Data for this task.
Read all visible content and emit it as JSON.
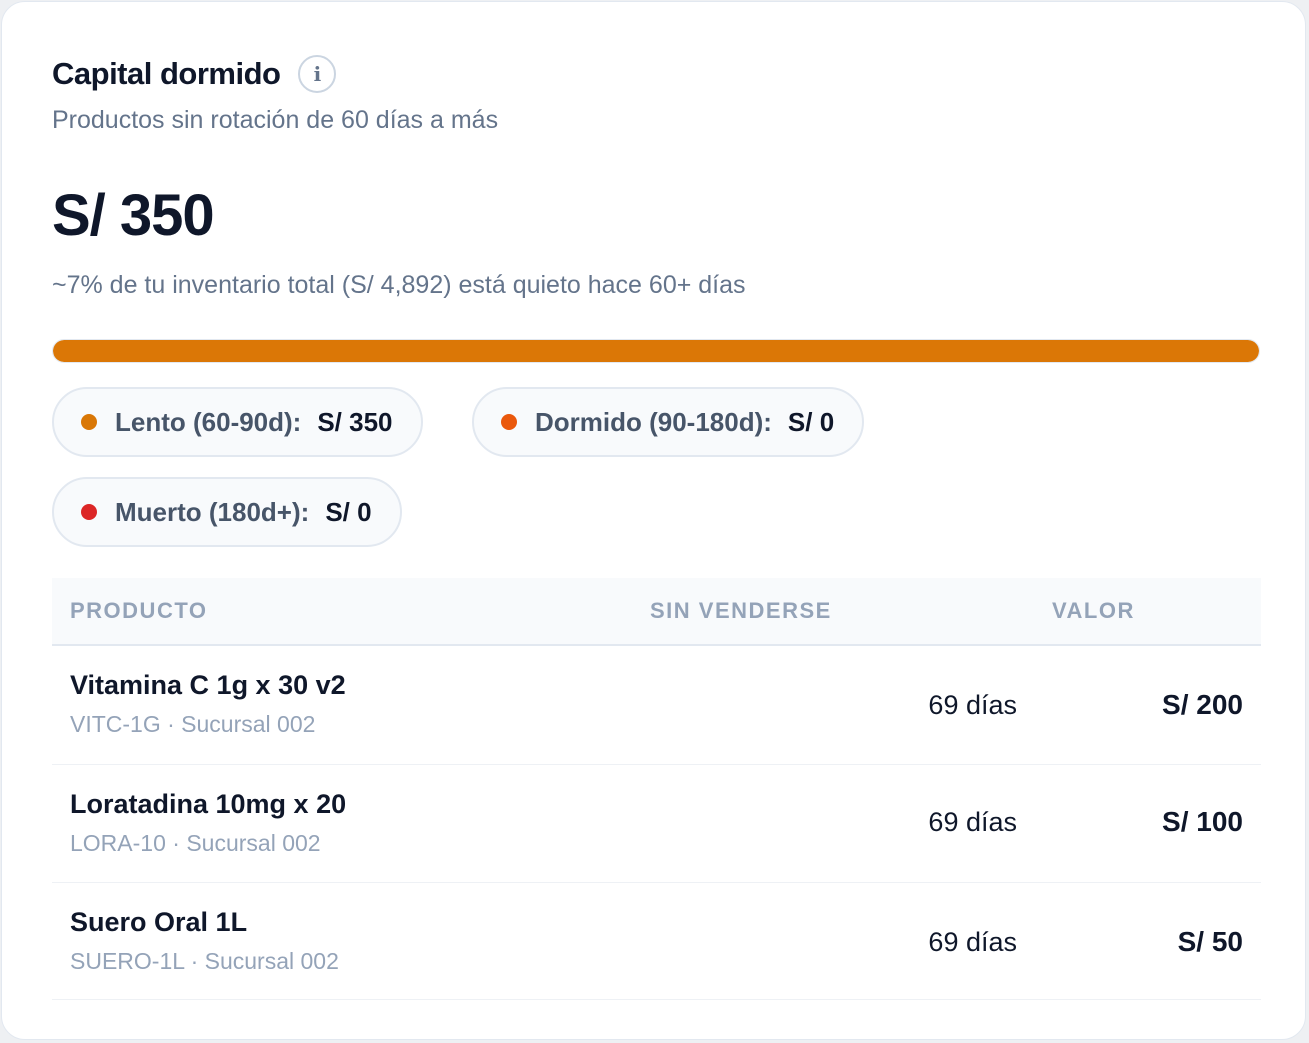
{
  "card": {
    "title": "Capital dormido",
    "info_icon": "i",
    "subtitle": "Productos sin rotación de 60 días a más",
    "total_value": "S/ 350",
    "summary": "~7% de tu inventario total (S/ 4,892) está quieto hace 60+ días",
    "progress_percent": 100,
    "progress_color": "#db7706"
  },
  "buckets": [
    {
      "label": "Lento (60-90d):",
      "value": "S/ 350",
      "color": "#d97706"
    },
    {
      "label": "Dormido (90-180d):",
      "value": "S/ 0",
      "color": "#ea580c"
    },
    {
      "label": "Muerto (180d+):",
      "value": "S/ 0",
      "color": "#dc2626"
    }
  ],
  "table": {
    "headers": {
      "product": "PRODUCTO",
      "days": "SIN VENDERSE",
      "value": "VALOR"
    },
    "rows": [
      {
        "name": "Vitamina C 1g x 30 v2",
        "sub": "VITC-1G · Sucursal 002",
        "days": "69 días",
        "value": "S/ 200"
      },
      {
        "name": "Loratadina 10mg x 20",
        "sub": "LORA-10 · Sucursal 002",
        "days": "69 días",
        "value": "S/ 100"
      },
      {
        "name": "Suero Oral 1L",
        "sub": "SUERO-1L · Sucursal 002",
        "days": "69 días",
        "value": "S/ 50"
      }
    ]
  }
}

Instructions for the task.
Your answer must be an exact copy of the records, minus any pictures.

Answer for the task.
Read all visible content and emit it as JSON.
{
  "card": {
    "title": "Capital dormido",
    "info_icon": "i",
    "subtitle": "Productos sin rotación de 60 días a más",
    "total_value": "S/ 350",
    "summary": "~7% de tu inventario total (S/ 4,892) está quieto hace 60+ días",
    "progress_percent": 100,
    "progress_color": "#db7706"
  },
  "buckets": [
    {
      "label": "Lento (60-90d):",
      "value": "S/ 350",
      "color": "#d97706"
    },
    {
      "label": "Dormido (90-180d):",
      "value": "S/ 0",
      "color": "#ea580c"
    },
    {
      "label": "Muerto (180d+):",
      "value": "S/ 0",
      "color": "#dc2626"
    }
  ],
  "table": {
    "headers": {
      "product": "PRODUCTO",
      "days": "SIN VENDERSE",
      "value": "VALOR"
    },
    "rows": [
      {
        "name": "Vitamina C 1g x 30 v2",
        "sub": "VITC-1G · Sucursal 002",
        "days": "69 días",
        "value": "S/ 200"
      },
      {
        "name": "Loratadina 10mg x 20",
        "sub": "LORA-10 · Sucursal 002",
        "days": "69 días",
        "value": "S/ 100"
      },
      {
        "name": "Suero Oral 1L",
        "sub": "SUERO-1L · Sucursal 002",
        "days": "69 días",
        "value": "S/ 50"
      }
    ]
  }
}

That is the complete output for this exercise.